Further, there remains the question of just what constitutes healthy belief and healthy action. While a rationalist is likely to say that healthy belief is that which is closest to objective reality, what if it is basically healthy, basically human, to believe in gods? Then it is ethical to believe in gods. And in this understanding we can dispense with proof for gods, considering only whether the belief itself is healthy, is human.
My meaning can be put shortly thus. I agree with the pragmatists that apparent objective truth is not the whole matter; that there is an authoritative need to believe the things that are necessary to the human mind. But I say that one of those necessities precisely is a belief in objective truth.
Brilliant... Sounds a little like what I said previously, about whether it is ethical to believe in gods because it is healthy to—or, we could say, unhealthy not to.
The real difference between the test of happiness and the test of will is simply that the test of happiness is a test and the other isn't.
I remember reading some neo-Pagan writers who describe "magick" as the exercise of the "true will" (athema?)—the true will being not necessarily the raw will that may be said to inhabit any action. At the time of my reading, I took that to mean something like what I now speak of as healthy action; that is, the true will is the healthy will, the "truly human will". Jumping off a cliff may be the act of a diseased will; and then the course of seeking one's true will and acting according to it is the course of seeking one's mental health and healthy action. The true will is identified with "magick" for the same reason that I mentioned previously, again, about believing in gods (or in this case magick, anyway, something supernatural and spiritual) because it is healthy and natural to do so. The neo-Pagan in practice of magick has found magick in basic human nature.

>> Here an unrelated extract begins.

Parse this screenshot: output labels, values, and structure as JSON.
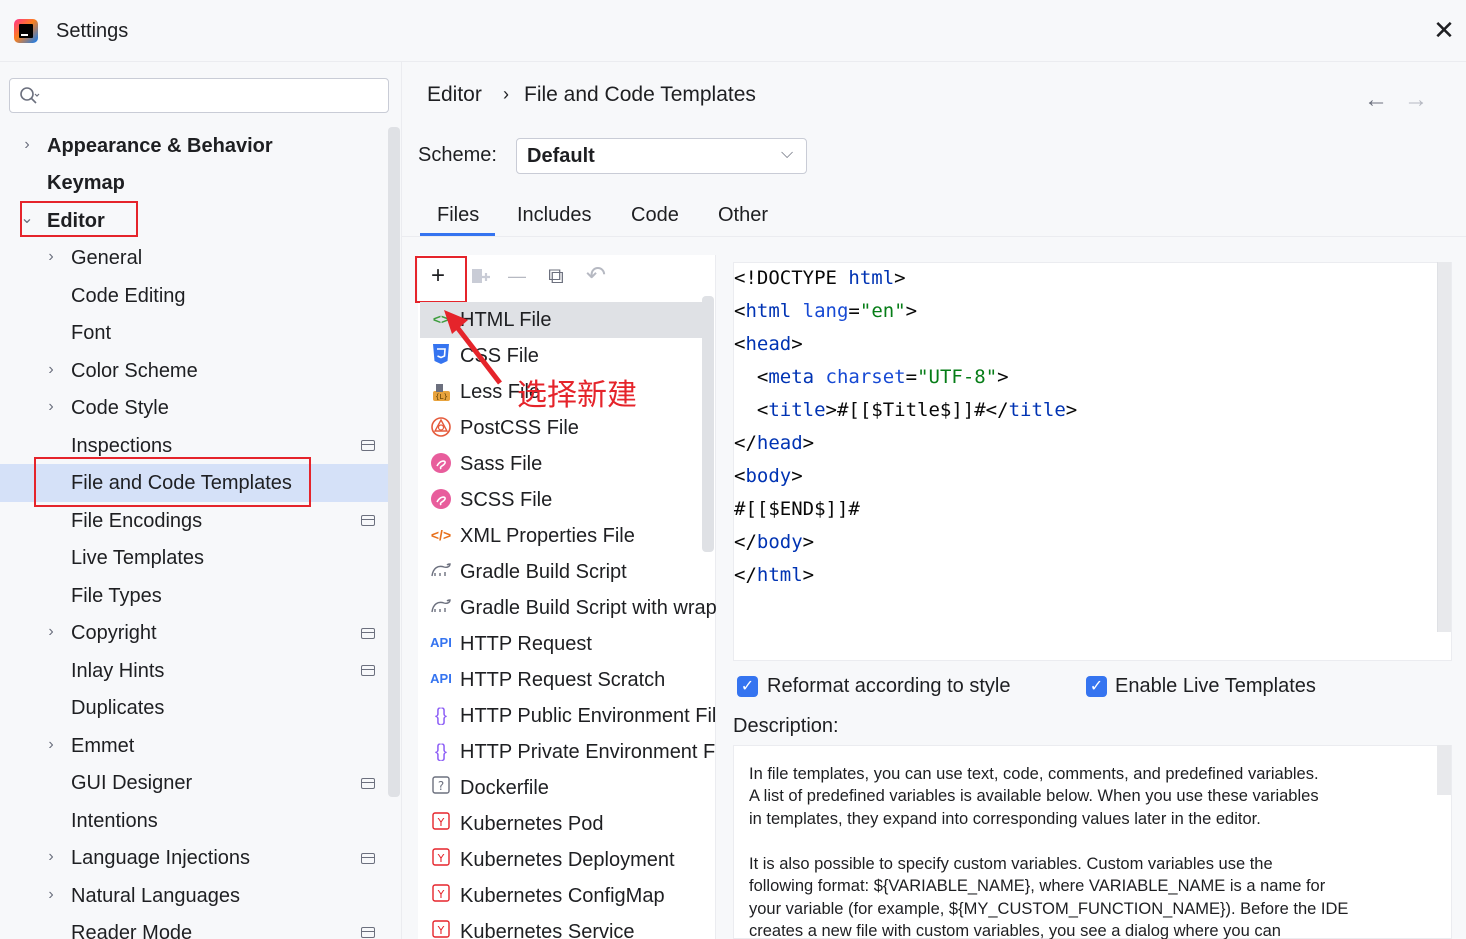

I am reminded of the question of whether modern science "contradicts" earlier science or primitive notions. My reaction to the question is this: Science never refutes earlier science; newer theories complement older theories in larger or smaller scopes. The old theories still apply, and are still used, in the same scopes that they were developed for. While I "know" that the world is round, as far as I'm concerned walking around it's flat. I know the world rotates on its axis and revolves around the sun, but in my day-to-day life I still expect the sun to come up in the morning and go down in the evening, and I expect the seasons to come and go. Relativity and quantum mechanics don't enter my daily thoughts.
And so it is with the primitive conceptions of soul or spirit or consciousness or even morality—I do think that modern psychology will gradually reveal theories more accurate than these conceptions (and that psychology does not need to be modified to include primitive conceptions, since it is in fact an alternative to those conceptions), but at the same time I do want to have a spiritual life, I still want to live according to primitive rather than scientific morality (and psychology should be able to account for these conceptions, in the sense of explaining scientifically why we have experiences in the way we do—although this is not an entirely important goal, since the more important is to simply have these experiences, which has been largely lost in modern society). The problem is that in modern society we have had a tendency to reject such primitive conceptions as science progresses. And I was not raised with primitive morality, so I don't have these conceptions to fall back on. So I am drawn to the science of psychology in order to have a valid starting point in order to go backwards to the primitive.
The belief that modern science "contradicts" primitive beliefs causes conflicts in both directions: Those who are committed to modern science are led by it to reject primitive beliefs; and those who are committed to primitive beliefs are led by it to reject modern science. But both attitudes are equally misled, because of the incorrectness of this belief in "contradiction". §
Copyright 2002 & 2004 by Justin T. Sampson